▶ _Assignment_
Filter the data below, keeping only lines that contain "JSON".

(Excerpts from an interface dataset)
----------------

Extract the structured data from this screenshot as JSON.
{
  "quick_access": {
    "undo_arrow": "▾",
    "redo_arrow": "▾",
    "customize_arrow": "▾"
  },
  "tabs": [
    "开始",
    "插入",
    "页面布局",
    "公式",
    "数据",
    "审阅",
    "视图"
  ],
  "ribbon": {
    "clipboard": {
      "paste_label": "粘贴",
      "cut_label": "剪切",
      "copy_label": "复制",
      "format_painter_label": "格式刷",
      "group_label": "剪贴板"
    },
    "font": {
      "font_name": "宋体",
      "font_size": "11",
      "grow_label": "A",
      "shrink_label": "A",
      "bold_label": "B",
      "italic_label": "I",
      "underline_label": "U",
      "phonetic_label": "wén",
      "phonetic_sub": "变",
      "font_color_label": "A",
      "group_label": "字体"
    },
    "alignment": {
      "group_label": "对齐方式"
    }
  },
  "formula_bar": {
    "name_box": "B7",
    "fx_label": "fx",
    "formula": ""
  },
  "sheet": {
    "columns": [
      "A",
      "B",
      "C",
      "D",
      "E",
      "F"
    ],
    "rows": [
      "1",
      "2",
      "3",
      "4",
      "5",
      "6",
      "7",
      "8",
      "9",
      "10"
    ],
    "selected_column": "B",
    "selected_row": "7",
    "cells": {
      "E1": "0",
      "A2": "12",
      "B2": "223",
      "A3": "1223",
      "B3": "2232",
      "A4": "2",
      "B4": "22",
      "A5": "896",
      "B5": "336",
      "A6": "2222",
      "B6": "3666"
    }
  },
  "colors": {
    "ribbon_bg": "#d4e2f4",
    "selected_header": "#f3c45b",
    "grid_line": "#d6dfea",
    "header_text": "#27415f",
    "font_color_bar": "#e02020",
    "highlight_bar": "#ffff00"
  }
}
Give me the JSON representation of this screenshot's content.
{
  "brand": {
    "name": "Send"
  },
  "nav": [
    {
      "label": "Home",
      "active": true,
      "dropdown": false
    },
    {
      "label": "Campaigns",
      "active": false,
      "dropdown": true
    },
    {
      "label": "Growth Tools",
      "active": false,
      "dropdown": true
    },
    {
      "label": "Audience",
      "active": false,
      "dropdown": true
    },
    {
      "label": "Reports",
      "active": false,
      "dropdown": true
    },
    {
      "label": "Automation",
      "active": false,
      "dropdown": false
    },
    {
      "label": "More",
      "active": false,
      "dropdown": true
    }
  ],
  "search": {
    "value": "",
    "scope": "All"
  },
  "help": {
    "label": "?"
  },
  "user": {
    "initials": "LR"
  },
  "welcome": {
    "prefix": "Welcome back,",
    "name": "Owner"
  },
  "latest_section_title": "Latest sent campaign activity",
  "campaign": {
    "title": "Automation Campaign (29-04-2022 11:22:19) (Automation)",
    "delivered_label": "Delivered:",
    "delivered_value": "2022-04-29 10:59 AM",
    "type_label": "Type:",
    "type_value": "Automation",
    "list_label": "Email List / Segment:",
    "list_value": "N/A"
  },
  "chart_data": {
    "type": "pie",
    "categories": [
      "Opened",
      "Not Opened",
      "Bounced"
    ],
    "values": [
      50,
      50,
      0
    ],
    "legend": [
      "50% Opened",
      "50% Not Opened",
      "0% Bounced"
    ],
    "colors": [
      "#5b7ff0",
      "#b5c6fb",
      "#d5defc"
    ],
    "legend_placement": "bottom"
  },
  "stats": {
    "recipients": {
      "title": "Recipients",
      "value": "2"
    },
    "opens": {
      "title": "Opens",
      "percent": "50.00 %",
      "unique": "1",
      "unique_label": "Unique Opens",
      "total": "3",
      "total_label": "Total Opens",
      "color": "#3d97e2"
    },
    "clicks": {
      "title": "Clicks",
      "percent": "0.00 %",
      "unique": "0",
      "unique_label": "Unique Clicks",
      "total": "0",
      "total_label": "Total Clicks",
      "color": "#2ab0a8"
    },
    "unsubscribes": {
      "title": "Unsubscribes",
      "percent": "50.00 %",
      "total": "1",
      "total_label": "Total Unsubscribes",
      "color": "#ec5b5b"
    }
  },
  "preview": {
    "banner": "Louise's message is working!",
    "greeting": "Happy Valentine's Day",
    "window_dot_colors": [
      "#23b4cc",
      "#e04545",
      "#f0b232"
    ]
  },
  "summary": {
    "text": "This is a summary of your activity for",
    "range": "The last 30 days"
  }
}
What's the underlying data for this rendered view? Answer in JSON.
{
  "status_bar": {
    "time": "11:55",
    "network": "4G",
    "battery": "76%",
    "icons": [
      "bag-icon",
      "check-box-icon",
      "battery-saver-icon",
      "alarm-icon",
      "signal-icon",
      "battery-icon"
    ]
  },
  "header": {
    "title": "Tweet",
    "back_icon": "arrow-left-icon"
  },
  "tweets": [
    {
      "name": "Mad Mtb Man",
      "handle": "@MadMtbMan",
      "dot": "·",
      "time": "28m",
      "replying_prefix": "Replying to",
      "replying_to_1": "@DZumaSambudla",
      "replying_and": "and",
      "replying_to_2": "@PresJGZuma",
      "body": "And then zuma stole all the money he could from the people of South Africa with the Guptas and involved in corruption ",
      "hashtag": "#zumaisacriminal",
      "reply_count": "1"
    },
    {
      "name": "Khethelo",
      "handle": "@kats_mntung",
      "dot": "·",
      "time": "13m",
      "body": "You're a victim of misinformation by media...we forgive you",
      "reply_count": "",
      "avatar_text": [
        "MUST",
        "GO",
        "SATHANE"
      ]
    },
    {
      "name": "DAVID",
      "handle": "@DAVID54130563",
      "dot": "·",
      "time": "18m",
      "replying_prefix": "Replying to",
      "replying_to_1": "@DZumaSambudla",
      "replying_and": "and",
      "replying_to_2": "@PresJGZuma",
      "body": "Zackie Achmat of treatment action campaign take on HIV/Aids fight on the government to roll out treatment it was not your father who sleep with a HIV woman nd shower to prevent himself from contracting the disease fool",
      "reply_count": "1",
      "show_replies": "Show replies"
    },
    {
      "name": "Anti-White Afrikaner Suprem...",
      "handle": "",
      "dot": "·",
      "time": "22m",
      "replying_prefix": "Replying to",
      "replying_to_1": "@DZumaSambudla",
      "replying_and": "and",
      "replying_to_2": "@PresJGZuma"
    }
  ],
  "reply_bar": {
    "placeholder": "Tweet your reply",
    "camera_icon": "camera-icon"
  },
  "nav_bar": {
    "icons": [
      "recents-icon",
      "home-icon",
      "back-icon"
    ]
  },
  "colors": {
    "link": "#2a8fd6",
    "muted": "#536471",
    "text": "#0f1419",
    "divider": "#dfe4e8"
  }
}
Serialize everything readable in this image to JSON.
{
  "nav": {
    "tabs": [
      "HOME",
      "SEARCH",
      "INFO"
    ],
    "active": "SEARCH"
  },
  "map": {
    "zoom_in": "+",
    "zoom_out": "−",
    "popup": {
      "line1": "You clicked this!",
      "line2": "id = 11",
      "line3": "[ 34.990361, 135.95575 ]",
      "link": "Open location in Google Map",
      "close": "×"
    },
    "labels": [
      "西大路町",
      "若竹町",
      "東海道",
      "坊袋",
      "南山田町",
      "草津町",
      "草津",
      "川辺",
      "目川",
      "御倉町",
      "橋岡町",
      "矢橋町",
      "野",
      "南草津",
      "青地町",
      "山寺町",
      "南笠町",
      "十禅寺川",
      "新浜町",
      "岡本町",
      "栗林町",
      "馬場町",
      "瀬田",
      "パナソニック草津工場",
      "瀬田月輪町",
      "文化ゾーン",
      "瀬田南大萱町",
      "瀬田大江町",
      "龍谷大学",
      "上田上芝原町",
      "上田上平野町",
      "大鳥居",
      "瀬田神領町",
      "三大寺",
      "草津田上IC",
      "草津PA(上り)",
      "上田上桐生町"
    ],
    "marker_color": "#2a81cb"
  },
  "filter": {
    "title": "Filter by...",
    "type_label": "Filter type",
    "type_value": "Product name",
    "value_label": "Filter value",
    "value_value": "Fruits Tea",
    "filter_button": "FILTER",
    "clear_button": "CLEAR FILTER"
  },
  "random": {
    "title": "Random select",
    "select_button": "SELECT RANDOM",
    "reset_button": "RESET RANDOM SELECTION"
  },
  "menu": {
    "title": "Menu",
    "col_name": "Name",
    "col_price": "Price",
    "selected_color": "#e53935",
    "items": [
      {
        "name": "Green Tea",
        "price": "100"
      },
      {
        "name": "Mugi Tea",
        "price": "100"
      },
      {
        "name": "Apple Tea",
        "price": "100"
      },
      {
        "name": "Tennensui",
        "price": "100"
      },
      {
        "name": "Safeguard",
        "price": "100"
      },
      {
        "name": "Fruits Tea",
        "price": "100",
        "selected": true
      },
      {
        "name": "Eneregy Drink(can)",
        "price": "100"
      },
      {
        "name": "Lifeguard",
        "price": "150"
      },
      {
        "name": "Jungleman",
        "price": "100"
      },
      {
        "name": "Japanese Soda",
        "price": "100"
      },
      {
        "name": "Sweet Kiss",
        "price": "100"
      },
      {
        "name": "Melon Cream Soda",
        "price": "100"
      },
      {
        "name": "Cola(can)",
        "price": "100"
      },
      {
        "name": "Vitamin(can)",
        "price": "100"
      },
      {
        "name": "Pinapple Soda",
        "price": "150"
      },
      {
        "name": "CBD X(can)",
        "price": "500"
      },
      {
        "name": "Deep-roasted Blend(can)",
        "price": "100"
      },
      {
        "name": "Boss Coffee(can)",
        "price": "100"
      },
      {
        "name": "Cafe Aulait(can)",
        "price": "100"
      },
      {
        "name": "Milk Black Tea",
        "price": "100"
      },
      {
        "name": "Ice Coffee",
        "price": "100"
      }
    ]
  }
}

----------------

▶ _Your response_
Extract the structured data from this screenshot as JSON.
Give me the JSON representation of this screenshot's content.
What's the underlying data for this rendered view? Answer in JSON.
Serialize everything readable in this image to JSON.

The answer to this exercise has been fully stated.